Goal of the exercise
Please copy out the records that follow, word for word.

Element data from apps and pages
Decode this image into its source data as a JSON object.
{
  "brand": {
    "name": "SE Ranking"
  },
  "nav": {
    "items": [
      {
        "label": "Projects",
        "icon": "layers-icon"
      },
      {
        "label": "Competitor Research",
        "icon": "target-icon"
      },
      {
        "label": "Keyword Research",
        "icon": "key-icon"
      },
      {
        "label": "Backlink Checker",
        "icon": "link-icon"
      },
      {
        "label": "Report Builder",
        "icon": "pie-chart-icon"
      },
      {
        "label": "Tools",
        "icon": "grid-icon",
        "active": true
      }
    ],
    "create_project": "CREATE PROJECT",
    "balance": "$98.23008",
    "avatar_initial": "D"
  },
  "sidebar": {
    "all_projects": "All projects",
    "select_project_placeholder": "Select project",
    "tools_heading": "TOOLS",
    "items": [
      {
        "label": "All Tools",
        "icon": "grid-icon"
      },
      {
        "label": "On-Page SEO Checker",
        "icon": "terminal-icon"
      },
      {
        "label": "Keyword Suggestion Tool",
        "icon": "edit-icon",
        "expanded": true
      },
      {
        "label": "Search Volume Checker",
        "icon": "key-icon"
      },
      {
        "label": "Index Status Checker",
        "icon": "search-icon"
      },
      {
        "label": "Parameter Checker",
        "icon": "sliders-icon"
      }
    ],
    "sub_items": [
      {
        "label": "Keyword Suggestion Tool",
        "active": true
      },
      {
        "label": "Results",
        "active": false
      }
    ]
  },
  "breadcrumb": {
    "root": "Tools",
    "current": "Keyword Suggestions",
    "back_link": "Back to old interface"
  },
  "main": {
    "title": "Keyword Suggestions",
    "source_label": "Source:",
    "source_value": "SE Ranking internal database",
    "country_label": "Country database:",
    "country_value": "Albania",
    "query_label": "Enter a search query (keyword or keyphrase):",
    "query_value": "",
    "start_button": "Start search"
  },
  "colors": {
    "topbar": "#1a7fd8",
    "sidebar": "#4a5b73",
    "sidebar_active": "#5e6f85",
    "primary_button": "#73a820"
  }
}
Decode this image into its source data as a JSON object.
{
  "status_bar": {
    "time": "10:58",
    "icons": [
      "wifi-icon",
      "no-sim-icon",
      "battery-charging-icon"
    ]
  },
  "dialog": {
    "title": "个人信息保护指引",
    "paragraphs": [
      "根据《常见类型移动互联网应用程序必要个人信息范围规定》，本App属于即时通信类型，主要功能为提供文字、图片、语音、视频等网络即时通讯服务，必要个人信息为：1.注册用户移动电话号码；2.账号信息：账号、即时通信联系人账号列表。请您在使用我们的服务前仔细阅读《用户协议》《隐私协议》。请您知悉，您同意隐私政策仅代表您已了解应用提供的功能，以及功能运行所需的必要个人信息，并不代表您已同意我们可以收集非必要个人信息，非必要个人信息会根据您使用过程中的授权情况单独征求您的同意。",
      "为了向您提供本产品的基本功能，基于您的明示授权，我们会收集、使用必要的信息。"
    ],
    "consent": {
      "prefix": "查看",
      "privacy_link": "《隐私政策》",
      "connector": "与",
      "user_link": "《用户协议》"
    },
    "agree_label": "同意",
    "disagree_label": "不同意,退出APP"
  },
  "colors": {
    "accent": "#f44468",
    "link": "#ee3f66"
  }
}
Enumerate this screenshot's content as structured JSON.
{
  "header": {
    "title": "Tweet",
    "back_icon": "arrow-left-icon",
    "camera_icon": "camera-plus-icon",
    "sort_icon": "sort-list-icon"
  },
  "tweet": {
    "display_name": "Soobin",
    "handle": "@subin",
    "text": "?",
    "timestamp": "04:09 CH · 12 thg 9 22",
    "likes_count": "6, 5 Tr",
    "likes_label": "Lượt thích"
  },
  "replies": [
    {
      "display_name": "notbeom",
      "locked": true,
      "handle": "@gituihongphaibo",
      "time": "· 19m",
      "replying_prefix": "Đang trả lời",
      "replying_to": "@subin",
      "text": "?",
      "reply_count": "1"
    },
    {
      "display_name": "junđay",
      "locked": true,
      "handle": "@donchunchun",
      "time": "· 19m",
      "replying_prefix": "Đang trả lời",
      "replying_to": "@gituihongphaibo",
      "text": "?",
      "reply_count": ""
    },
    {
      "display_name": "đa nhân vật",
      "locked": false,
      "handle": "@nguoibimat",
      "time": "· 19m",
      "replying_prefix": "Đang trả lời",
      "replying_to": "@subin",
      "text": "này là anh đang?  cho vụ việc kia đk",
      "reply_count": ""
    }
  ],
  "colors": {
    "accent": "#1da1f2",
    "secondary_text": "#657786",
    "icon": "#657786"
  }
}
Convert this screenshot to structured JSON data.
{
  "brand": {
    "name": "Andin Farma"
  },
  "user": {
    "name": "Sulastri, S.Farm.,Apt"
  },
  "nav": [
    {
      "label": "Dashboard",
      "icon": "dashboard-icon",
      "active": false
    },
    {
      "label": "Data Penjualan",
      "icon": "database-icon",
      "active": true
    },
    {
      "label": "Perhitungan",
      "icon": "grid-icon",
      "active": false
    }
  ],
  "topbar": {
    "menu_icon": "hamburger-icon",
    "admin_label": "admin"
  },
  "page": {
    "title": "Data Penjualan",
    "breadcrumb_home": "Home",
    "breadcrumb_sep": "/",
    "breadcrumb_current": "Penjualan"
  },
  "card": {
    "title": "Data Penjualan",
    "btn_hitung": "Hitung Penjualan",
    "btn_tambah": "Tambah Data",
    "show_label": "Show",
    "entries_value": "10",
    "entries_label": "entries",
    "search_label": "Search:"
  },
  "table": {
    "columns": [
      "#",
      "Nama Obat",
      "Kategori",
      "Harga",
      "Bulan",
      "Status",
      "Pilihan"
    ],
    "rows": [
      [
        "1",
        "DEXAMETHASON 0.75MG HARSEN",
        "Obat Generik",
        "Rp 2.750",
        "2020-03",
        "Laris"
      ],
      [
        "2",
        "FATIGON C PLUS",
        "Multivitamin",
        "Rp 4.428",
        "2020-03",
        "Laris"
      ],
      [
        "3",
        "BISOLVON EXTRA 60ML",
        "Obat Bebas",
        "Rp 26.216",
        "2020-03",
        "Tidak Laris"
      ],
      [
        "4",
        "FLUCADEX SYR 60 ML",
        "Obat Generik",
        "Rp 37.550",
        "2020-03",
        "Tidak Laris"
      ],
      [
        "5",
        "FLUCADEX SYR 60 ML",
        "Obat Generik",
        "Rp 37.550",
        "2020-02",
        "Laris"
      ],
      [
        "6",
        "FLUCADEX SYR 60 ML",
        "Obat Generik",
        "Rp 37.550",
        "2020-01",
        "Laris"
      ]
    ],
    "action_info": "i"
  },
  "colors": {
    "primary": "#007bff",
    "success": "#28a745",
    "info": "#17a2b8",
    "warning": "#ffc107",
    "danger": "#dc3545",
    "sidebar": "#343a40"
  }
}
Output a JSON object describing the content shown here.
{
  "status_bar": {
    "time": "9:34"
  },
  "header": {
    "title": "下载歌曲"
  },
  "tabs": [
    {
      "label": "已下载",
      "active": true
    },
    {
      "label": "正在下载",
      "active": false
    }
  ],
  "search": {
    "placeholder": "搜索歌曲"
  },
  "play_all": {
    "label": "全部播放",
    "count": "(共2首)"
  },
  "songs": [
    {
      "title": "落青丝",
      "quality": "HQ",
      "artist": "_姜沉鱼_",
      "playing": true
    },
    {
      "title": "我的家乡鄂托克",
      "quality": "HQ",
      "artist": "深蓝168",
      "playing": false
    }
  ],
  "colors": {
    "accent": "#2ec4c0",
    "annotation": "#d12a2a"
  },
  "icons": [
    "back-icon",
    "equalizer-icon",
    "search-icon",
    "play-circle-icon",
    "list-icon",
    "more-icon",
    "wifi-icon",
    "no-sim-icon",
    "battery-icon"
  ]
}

Answer to this task
Decode this image into its source data as a JSON object.
{
  "brand": {
    "name": "SE Ranking"
  },
  "nav": {
    "items": [
      {
        "label": "Projects",
        "icon": "layers-icon"
      },
      {
        "label": "Competitor Research",
        "icon": "target-icon"
      },
      {
        "label": "Keyword Research",
        "icon": "key-icon"
      },
      {
        "label": "Backlink Checker",
        "icon": "link-icon"
      },
      {
        "label": "Report Builder",
        "icon": "pie-chart-icon"
      },
      {
        "label": "Tools",
        "icon": "grid-icon",
        "active": true
      }
    ],
    "create_project": "CREATE PROJECT",
    "balance": "$98.23008",
    "avatar_initial": "D"
  },
  "sidebar": {
    "all_projects": "All projects",
    "select_project_placeholder": "Select project",
    "tools_heading": "TOOLS",
    "items": [
      {
        "label": "All Tools",
        "icon": "grid-icon"
      },
      {
        "label": "On-Page SEO Checker",
        "icon": "terminal-icon"
      },
      {
        "label": "Keyword Suggestion Tool",
        "icon": "edit-icon",
        "expanded": true
      },
      {
        "label": "Search Volume Checker",
        "icon": "key-icon"
      },
      {
        "label": "Index Status Checker",
        "icon": "search-icon"
      },
      {
        "label": "Parameter Checker",
        "icon": "sliders-icon"
      }
    ],
    "sub_items": [
      {
        "label": "Keyword Suggestion Tool",
        "active": true
      },
      {
        "label": "Results",
        "active": false
      }
    ]
  },
  "breadcrumb": {
    "root": "Tools",
    "current": "Keyword Suggestions",
    "back_link": "Back to old interface"
  },
  "main": {
    "title": "Keyword Suggestions",
    "source_label": "Source:",
    "source_value": "SE Ranking internal database",
    "country_label": "Country database:",
    "country_value": "Albania",
    "query_label": "Enter a search query (keyword or keyphrase):",
    "query_value": "",
    "start_button": "Start search"
  },
  "colors": {
    "topbar": "#1a7fd8",
    "sidebar": "#4a5b73",
    "sidebar_active": "#5e6f85",
    "primary_button": "#73a820"
  }
}
Decode this image into its source data as a JSON object.
{
  "status_bar": {
    "time": "10:58",
    "icons": [
      "wifi-icon",
      "no-sim-icon",
      "battery-charging-icon"
    ]
  },
  "dialog": {
    "title": "个人信息保护指引",
    "paragraphs": [
      "根据《常见类型移动互联网应用程序必要个人信息范围规定》，本App属于即时通信类型，主要功能为提供文字、图片、语音、视频等网络即时通讯服务，必要个人信息为：1.注册用户移动电话号码；2.账号信息：账号、即时通信联系人账号列表。请您在使用我们的服务前仔细阅读《用户协议》《隐私协议》。请您知悉，您同意隐私政策仅代表您已了解应用提供的功能，以及功能运行所需的必要个人信息，并不代表您已同意我们可以收集非必要个人信息，非必要个人信息会根据您使用过程中的授权情况单独征求您的同意。",
      "为了向您提供本产品的基本功能，基于您的明示授权，我们会收集、使用必要的信息。"
    ],
    "consent": {
      "prefix": "查看",
      "privacy_link": "《隐私政策》",
      "connector": "与",
      "user_link": "《用户协议》"
    },
    "agree_label": "同意",
    "disagree_label": "不同意,退出APP"
  },
  "colors": {
    "accent": "#f44468",
    "link": "#ee3f66"
  }
}
Enumerate this screenshot's content as structured JSON.
{
  "header": {
    "title": "Tweet",
    "back_icon": "arrow-left-icon",
    "camera_icon": "camera-plus-icon",
    "sort_icon": "sort-list-icon"
  },
  "tweet": {
    "display_name": "Soobin",
    "handle": "@subin",
    "text": "?",
    "timestamp": "04:09 CH · 12 thg 9 22",
    "likes_count": "6, 5 Tr",
    "likes_label": "Lượt thích"
  },
  "replies": [
    {
      "display_name": "notbeom",
      "locked": true,
      "handle": "@gituihongphaibo",
      "time": "· 19m",
      "replying_prefix": "Đang trả lời",
      "replying_to": "@subin",
      "text": "?",
      "reply_count": "1"
    },
    {
      "display_name": "junđay",
      "locked": true,
      "handle": "@donchunchun",
      "time": "· 19m",
      "replying_prefix": "Đang trả lời",
      "replying_to": "@gituihongphaibo",
      "text": "?",
      "reply_count": ""
    },
    {
      "display_name": "đa nhân vật",
      "locked": false,
      "handle": "@nguoibimat",
      "time": "· 19m",
      "replying_prefix": "Đang trả lời",
      "replying_to": "@subin",
      "text": "này là anh đang?  cho vụ việc kia đk",
      "reply_count": ""
    }
  ],
  "colors": {
    "accent": "#1da1f2",
    "secondary_text": "#657786",
    "icon": "#657786"
  }
}
Convert this screenshot to structured JSON data.
{
  "brand": {
    "name": "Andin Farma"
  },
  "user": {
    "name": "Sulastri, S.Farm.,Apt"
  },
  "nav": [
    {
      "label": "Dashboard",
      "icon": "dashboard-icon",
      "active": false
    },
    {
      "label": "Data Penjualan",
      "icon": "database-icon",
      "active": true
    },
    {
      "label": "Perhitungan",
      "icon": "grid-icon",
      "active": false
    }
  ],
  "topbar": {
    "menu_icon": "hamburger-icon",
    "admin_label": "admin"
  },
  "page": {
    "title": "Data Penjualan",
    "breadcrumb_home": "Home",
    "breadcrumb_sep": "/",
    "breadcrumb_current": "Penjualan"
  },
  "card": {
    "title": "Data Penjualan",
    "btn_hitung": "Hitung Penjualan",
    "btn_tambah": "Tambah Data",
    "show_label": "Show",
    "entries_value": "10",
    "entries_label": "entries",
    "search_label": "Search:"
  },
  "table": {
    "columns": [
      "#",
      "Nama Obat",
      "Kategori",
      "Harga",
      "Bulan",
      "Status",
      "Pilihan"
    ],
    "rows": [
      [
        "1",
        "DEXAMETHASON 0.75MG HARSEN",
        "Obat Generik",
        "Rp 2.750",
        "2020-03",
        "Laris"
      ],
      [
        "2",
        "FATIGON C PLUS",
        "Multivitamin",
        "Rp 4.428",
        "2020-03",
        "Laris"
      ],
      [
        "3",
        "BISOLVON EXTRA 60ML",
        "Obat Bebas",
        "Rp 26.216",
        "2020-03",
        "Tidak Laris"
      ],
      [
        "4",
        "FLUCADEX SYR 60 ML",
        "Obat Generik",
        "Rp 37.550",
        "2020-03",
        "Tidak Laris"
      ],
      [
        "5",
        "FLUCADEX SYR 60 ML",
        "Obat Generik",
        "Rp 37.550",
        "2020-02",
        "Laris"
      ],
      [
        "6",
        "FLUCADEX SYR 60 ML",
        "Obat Generik",
        "Rp 37.550",
        "2020-01",
        "Laris"
      ]
    ],
    "action_info": "i"
  },
  "colors": {
    "primary": "#007bff",
    "success": "#28a745",
    "info": "#17a2b8",
    "warning": "#ffc107",
    "danger": "#dc3545",
    "sidebar": "#343a40"
  }
}
Output a JSON object describing the content shown here.
{
  "status_bar": {
    "time": "9:34"
  },
  "header": {
    "title": "下载歌曲"
  },
  "tabs": [
    {
      "label": "已下载",
      "active": true
    },
    {
      "label": "正在下载",
      "active": false
    }
  ],
  "search": {
    "placeholder": "搜索歌曲"
  },
  "play_all": {
    "label": "全部播放",
    "count": "(共2首)"
  },
  "songs": [
    {
      "title": "落青丝",
      "quality": "HQ",
      "artist": "_姜沉鱼_",
      "playing": true
    },
    {
      "title": "我的家乡鄂托克",
      "quality": "HQ",
      "artist": "深蓝168",
      "playing": false
    }
  ],
  "colors": {
    "accent": "#2ec4c0",
    "annotation": "#d12a2a"
  },
  "icons": [
    "back-icon",
    "equalizer-icon",
    "search-icon",
    "play-circle-icon",
    "list-icon",
    "more-icon",
    "wifi-icon",
    "no-sim-icon",
    "battery-icon"
  ]
}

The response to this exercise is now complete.